Whenever someone has a strange metric and when there’s a simpler one it means they’re trying to massage the numbers until one comes out they like.
There you go again using common sense and logic to refute an antigun “scientific study”. By the way, once you bring DC into the conversation, the powers there, like her Honor the mayor and her Chif of police will tell you the rise in gun violence is due to the unregulated Wild West of MD (cough, cough) and Virginia, not DC’s screwed up culture and antigun laws. One can only do so much! LOL.
In other news, Mackinac Island shows fewer incidents of motor vehicle accidents than New York City, Washington DC, and Los Angeles.
At first I thought maybe people are better motor vehicle drivers on Mackinac Island or, assuming the island is small and speed limits are lower, people get into fewer accidents at lower speeds. Nope. My favorite search engine reveals that there are NO motor vehicles on Mackinac Island. Hence there are fewer motor vehicle accidents.
I wonder if the motor vehicle accident rate is lower on the Hawaiian Islands than the mainland?
Reach a conclusion then create the data that supports that conclusion. That is how researchers lie. Today the credibility of a research study is less than that of a t4elevision commercial.
If you think Hawaii is a fun example, try looking into the U.S. Virgin Islands and Puerto Rico.
Also islands and both have strict gun laws.
I’ve got to stand in line and re-permit my weapons every three years (needs approval from the police commissioner) and we still top the murder rates worldwide.
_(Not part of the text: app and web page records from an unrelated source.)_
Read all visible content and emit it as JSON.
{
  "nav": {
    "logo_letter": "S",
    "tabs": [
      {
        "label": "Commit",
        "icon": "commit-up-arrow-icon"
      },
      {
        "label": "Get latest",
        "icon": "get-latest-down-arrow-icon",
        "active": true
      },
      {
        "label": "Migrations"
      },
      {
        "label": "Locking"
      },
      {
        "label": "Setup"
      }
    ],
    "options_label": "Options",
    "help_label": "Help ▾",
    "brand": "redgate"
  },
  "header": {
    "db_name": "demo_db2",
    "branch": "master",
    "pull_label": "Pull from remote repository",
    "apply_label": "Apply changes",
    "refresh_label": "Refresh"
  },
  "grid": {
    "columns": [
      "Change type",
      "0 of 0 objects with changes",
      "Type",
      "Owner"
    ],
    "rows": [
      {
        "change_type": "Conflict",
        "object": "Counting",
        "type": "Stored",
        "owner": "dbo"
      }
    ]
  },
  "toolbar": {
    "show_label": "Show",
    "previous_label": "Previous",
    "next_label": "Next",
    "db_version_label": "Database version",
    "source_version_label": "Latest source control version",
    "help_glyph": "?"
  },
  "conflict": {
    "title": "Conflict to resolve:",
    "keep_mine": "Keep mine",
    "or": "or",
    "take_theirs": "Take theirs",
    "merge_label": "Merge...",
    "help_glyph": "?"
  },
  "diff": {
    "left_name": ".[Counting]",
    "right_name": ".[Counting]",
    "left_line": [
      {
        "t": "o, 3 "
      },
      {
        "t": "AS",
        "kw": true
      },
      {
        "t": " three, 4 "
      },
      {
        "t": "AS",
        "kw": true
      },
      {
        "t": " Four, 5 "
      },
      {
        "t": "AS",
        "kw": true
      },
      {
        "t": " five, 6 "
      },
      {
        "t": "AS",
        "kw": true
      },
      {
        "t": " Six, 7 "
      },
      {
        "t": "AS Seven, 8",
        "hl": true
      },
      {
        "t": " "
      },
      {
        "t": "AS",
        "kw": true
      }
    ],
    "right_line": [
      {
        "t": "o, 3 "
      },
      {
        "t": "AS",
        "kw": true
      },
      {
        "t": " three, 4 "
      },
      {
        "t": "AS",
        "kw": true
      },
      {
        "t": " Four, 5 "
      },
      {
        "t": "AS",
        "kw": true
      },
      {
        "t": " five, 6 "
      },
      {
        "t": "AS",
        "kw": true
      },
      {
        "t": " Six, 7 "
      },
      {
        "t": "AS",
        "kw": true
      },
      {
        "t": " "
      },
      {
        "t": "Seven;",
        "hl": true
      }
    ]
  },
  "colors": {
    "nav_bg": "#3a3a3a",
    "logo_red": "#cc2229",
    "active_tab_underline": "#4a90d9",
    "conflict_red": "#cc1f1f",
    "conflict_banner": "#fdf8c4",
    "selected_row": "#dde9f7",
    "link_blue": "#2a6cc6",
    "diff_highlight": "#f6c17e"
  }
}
Irrelevant. Such data would skew their predetermined outcome.
“they instead hand-picked 18 states (seemingly at random) and compared the rates in those states only”
OK, this is a general tell, looking for something spun. Picking 18 of 10,000 states, maybe, because sampling all 10,000 is a different scale of effort. Picking 18 of 50 – what’s the difference? Not much. Either sample size is too big to do entirely in your head. Both are pretty easy – just write the piece. You don’t need a supercomputer, or even a calc on your smartphone.
It’s not a guarantee, but whenever the sample / example size is about the same as the whole population, you gotta ask: “So, why not just use everybody?”
It’s easier than all the study, it’s HI, a chain of islands. You don’t escape. It’s difficult to get things in comparatively to continental area. Most shipments come out of CA.
Bottom line: HI can’t be used in a study of this type.
“Who the hell gave these people money, much less a degree?” Probably these math gurus:
‘Sixty-six percent of Americans for Responsible Solutions supporters believe our background check laws are the single biggest impediment to making our communities safer from gun violence.
Forty percent believe state ballot initiatives are the best way to change our gun laws, and twenty-eight percent believe working with Congress should be the top priority. Those are just some of the results from the survey of ARS’ supporters we conducted over the last several days. And the good news is, we’ll have the chance to fight and win on all of these fronts between now and next November. ‘
Poor Gabby Giffords. Someone needs to help her with math, instead of lying about how well she is recovering and naming a ship after her…